TASK TO COMPLETE: Search term "this": work out how many lines of the data below contain it, and answer with that number alone.

====== DATA FOR THE TASK ======

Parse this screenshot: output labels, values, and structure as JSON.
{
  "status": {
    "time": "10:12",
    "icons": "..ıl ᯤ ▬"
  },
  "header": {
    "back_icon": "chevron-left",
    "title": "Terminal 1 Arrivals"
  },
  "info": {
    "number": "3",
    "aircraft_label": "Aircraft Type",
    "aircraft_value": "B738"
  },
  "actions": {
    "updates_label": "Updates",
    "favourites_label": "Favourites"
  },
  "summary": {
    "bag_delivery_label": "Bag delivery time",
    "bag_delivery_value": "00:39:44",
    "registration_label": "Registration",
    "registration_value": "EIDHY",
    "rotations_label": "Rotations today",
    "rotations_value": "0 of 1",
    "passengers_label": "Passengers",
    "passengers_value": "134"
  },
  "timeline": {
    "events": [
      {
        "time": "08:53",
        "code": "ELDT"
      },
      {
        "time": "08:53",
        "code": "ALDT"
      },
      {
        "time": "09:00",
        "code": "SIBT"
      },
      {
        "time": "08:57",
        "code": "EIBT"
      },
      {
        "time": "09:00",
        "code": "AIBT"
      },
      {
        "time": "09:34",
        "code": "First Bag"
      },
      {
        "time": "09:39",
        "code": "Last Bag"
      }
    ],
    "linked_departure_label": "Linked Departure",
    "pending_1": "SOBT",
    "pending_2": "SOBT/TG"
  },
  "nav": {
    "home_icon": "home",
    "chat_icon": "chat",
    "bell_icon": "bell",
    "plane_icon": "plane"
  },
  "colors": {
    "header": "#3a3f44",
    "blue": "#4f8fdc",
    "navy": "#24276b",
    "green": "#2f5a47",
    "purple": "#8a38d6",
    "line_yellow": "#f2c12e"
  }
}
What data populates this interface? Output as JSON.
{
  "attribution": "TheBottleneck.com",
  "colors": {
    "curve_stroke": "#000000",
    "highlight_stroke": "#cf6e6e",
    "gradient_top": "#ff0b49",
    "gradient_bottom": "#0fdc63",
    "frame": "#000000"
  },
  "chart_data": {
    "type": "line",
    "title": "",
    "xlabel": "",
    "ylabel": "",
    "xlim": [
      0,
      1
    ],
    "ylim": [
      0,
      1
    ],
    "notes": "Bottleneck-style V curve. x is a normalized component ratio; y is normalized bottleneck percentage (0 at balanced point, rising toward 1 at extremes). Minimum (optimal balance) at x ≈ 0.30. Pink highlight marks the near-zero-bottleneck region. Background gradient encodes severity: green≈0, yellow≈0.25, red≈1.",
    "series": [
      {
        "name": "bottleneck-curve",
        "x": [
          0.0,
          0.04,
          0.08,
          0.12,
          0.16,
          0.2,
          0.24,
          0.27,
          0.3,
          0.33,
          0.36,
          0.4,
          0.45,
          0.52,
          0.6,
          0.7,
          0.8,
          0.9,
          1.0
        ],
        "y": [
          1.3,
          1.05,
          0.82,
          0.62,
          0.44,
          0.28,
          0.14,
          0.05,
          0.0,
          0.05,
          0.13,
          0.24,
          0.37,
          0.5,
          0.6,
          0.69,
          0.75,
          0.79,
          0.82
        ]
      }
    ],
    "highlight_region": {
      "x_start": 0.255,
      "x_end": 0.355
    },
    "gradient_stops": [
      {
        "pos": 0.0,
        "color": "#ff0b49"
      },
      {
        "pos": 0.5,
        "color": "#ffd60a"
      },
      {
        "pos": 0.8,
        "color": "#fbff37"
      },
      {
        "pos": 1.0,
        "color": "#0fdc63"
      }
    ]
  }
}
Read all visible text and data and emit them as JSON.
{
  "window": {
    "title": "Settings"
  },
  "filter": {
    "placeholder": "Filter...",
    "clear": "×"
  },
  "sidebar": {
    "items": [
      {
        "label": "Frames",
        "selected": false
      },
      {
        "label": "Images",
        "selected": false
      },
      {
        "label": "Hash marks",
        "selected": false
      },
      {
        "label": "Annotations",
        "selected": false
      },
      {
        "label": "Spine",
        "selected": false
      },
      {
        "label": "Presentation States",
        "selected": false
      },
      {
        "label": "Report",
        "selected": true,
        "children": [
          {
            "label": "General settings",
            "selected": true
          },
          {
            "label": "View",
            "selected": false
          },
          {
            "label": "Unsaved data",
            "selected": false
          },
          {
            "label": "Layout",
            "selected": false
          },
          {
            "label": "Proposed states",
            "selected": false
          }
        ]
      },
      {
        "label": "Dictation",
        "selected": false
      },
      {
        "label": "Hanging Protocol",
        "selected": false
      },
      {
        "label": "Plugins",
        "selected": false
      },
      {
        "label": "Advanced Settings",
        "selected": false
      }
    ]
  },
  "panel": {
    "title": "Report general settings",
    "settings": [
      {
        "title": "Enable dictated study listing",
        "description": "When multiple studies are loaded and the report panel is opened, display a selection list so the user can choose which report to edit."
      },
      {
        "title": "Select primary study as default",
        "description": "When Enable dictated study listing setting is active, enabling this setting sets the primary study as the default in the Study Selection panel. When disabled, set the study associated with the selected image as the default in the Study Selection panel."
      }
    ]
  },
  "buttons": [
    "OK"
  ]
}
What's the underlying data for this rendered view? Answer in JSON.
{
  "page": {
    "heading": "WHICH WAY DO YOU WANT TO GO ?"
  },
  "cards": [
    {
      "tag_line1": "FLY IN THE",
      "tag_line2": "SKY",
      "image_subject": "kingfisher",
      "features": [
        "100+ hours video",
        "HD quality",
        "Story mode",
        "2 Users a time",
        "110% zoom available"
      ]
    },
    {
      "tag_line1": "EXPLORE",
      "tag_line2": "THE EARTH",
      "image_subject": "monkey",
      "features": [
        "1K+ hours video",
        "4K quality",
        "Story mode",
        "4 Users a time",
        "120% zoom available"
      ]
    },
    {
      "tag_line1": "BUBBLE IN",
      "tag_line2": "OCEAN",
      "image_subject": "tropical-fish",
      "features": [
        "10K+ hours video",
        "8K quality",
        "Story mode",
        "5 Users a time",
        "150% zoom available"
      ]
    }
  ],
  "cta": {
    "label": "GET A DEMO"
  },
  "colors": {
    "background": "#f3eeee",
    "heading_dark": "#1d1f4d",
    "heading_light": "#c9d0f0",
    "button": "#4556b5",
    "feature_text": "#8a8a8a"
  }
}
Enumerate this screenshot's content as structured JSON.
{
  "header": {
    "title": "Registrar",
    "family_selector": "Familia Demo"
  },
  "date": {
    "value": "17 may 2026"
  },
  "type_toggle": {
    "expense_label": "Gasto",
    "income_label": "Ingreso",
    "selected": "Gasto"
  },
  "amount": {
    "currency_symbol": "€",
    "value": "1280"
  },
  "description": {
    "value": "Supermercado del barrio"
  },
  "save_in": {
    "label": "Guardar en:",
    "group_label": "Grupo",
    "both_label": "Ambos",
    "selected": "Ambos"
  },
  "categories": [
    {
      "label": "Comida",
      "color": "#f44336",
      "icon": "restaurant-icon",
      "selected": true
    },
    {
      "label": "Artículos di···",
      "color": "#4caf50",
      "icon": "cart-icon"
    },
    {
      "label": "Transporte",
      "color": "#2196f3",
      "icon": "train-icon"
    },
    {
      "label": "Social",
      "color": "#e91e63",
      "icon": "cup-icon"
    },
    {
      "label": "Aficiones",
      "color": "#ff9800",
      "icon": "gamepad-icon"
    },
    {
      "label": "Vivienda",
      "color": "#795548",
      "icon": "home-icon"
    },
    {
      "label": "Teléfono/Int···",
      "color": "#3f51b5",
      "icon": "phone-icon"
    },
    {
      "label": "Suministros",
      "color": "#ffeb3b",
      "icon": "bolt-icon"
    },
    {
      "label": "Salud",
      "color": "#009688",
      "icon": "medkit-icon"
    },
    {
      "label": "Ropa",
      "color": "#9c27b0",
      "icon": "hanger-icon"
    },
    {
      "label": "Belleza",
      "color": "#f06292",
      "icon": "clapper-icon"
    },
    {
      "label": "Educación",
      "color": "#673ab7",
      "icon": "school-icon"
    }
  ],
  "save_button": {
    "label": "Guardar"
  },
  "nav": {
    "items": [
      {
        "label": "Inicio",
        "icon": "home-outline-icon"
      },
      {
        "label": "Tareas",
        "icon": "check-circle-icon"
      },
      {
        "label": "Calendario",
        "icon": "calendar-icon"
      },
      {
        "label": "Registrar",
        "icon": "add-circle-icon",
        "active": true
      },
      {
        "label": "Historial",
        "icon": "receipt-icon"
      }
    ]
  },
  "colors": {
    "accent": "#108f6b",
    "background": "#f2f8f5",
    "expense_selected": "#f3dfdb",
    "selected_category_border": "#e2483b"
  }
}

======

EXERCISE OUTPUT: 5